At restaurants all over town, elusive eats await under the radar. Menus are updated, new items are added, and sometimes the best things are not on the menu at all. Let Off the Menu guide you to some of Dallas' lesser-known culinary creations.
Few things are more disappointing than sitting down to a meal at a favorite restaurant only to discover that the menu's been revamped and the dish you were about to order is no longer on the menu.
That is something that happens to a lot of folks who show up at The Libertine looking for the once very popular pulled pork sandwich.
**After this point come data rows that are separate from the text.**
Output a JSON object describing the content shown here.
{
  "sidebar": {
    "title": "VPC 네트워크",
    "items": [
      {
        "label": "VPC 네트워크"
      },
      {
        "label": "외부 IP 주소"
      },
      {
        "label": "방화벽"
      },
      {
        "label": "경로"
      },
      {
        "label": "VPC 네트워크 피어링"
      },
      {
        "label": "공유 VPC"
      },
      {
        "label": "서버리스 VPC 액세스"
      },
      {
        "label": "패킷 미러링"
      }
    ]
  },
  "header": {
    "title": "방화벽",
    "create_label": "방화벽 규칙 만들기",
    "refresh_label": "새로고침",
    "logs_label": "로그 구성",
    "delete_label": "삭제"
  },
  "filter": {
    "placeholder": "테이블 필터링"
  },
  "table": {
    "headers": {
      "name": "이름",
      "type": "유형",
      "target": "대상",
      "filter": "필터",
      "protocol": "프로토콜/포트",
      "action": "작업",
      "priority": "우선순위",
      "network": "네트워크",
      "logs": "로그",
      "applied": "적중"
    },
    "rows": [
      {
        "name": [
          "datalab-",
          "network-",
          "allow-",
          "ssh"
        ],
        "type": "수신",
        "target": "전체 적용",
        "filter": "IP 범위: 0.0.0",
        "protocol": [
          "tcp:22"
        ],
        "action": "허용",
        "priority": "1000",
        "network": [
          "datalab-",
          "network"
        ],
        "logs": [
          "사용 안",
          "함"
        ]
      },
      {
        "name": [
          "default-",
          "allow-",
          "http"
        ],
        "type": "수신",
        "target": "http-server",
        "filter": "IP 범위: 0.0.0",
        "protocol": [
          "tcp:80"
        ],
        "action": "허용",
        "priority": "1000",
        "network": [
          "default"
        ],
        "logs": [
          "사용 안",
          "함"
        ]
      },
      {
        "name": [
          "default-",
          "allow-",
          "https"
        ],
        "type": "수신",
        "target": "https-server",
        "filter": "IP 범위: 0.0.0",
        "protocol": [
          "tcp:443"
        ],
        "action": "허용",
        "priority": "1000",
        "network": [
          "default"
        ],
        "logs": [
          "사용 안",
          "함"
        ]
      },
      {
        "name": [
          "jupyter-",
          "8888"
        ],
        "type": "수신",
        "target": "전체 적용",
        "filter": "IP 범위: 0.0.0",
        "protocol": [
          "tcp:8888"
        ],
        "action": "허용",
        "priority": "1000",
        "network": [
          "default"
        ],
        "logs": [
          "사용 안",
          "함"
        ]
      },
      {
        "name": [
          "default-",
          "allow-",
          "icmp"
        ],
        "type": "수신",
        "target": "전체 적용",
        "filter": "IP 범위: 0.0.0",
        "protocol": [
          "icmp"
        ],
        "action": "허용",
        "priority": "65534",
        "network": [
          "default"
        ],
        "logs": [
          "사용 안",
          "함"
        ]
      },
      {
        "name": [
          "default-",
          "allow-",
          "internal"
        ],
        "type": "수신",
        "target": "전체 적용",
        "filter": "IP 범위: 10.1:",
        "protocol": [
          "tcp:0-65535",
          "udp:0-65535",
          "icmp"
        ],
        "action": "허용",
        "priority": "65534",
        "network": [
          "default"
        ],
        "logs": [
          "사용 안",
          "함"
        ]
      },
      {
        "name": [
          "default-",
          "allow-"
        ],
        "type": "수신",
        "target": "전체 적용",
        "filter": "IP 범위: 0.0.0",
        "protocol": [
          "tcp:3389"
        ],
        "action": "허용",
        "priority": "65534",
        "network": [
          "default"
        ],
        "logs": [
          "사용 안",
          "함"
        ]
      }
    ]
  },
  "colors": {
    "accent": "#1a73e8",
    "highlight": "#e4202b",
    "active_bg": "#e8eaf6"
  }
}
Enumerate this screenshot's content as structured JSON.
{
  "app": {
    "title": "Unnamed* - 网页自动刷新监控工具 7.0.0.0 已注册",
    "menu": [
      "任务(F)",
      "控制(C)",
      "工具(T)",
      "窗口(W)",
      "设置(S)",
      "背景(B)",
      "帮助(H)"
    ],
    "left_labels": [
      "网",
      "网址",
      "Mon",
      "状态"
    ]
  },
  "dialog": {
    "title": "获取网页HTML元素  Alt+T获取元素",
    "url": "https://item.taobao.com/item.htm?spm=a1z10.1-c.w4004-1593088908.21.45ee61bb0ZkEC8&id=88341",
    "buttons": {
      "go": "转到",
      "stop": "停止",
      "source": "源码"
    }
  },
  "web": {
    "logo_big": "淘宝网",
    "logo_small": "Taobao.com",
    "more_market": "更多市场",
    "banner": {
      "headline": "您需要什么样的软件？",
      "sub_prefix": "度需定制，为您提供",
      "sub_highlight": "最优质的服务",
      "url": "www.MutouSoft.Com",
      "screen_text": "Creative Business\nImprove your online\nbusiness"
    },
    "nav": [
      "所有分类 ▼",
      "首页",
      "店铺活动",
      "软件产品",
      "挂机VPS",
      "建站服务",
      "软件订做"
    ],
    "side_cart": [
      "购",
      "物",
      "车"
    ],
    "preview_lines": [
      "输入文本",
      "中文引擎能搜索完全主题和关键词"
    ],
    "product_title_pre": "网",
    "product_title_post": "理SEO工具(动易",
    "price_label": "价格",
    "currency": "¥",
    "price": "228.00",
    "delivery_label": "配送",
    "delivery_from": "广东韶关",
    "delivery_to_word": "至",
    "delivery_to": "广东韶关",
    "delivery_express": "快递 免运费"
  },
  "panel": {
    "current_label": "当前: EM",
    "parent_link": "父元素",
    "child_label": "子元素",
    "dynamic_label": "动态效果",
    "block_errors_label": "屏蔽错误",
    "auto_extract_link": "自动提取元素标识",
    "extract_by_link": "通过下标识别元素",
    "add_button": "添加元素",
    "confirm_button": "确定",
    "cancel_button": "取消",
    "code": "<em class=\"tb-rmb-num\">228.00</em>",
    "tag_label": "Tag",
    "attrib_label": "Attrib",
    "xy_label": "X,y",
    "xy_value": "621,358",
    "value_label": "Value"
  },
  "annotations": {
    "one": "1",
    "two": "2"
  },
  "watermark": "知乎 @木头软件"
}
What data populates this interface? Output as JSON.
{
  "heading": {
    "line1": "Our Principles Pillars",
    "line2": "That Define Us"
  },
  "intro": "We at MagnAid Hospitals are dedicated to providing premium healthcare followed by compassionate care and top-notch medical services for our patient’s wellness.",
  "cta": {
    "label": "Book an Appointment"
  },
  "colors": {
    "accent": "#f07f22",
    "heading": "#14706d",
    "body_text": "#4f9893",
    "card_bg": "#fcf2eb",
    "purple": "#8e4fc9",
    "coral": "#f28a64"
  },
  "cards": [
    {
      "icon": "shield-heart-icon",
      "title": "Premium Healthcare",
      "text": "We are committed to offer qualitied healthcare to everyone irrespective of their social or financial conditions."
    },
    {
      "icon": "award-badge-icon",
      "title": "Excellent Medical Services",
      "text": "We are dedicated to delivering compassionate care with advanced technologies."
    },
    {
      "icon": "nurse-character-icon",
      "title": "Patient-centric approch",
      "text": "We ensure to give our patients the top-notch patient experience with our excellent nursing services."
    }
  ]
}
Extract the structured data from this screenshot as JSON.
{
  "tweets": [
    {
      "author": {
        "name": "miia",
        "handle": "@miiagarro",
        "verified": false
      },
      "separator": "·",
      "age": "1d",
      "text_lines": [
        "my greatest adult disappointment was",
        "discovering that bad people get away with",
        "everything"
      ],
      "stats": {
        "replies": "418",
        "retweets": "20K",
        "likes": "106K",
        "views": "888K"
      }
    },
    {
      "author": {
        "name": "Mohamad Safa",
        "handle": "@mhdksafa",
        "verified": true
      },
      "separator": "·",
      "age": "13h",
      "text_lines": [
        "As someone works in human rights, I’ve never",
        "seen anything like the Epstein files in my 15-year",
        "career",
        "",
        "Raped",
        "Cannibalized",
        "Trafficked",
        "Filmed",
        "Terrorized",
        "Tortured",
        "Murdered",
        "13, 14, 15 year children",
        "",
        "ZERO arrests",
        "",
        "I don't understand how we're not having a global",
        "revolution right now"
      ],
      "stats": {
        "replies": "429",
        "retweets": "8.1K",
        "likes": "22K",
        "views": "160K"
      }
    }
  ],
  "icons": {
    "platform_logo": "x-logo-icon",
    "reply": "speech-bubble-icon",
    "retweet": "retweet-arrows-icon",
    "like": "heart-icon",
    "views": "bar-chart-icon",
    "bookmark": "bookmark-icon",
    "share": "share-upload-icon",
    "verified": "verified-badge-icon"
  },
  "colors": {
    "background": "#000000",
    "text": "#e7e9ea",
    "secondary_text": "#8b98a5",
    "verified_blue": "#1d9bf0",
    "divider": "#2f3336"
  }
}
The sandwich vanished from the menu on one of their recent carte du jour updates, but staff tell us that regulars (who remember when half-priced food night was still on Sundays) still order the scrumptious sandwich.
The pork for the dish is braised in Shiner Bock beer, barbecue sauce, mustard and 12 more ingredients -- "there's 15 ingredients in total," head chef Taylor McCreary tells us. The reason they can still make the pulled pork sandwich is because the same pork is now being used for the pub's pulled pork tacos.
We Believe Local Journalism is Critical to the Life of a City
Support Our Journalism
The sandwich is no longer served on the same ciabatta-like bread. Rather, the braised pork is slathered between a hunk of a squish-in-your-fingers "hoagie roll" from Empire Baking Company, the same bread the steak sandwich is served on.
While you're at it you can grab an order of three-way-fries, which were also axed from the menu. The portabella fries, sweet potato fries and ever-so-common French fries can be found on the menu separately, but not as a collective. (The reason for this could be due to the fact that there's only one fryer with two baskets in the kitchen). The fries come with three hand-made sauces for dipping.
If they still have the ingredients, McCreary says, "we'll do anything in our power to give people what they want."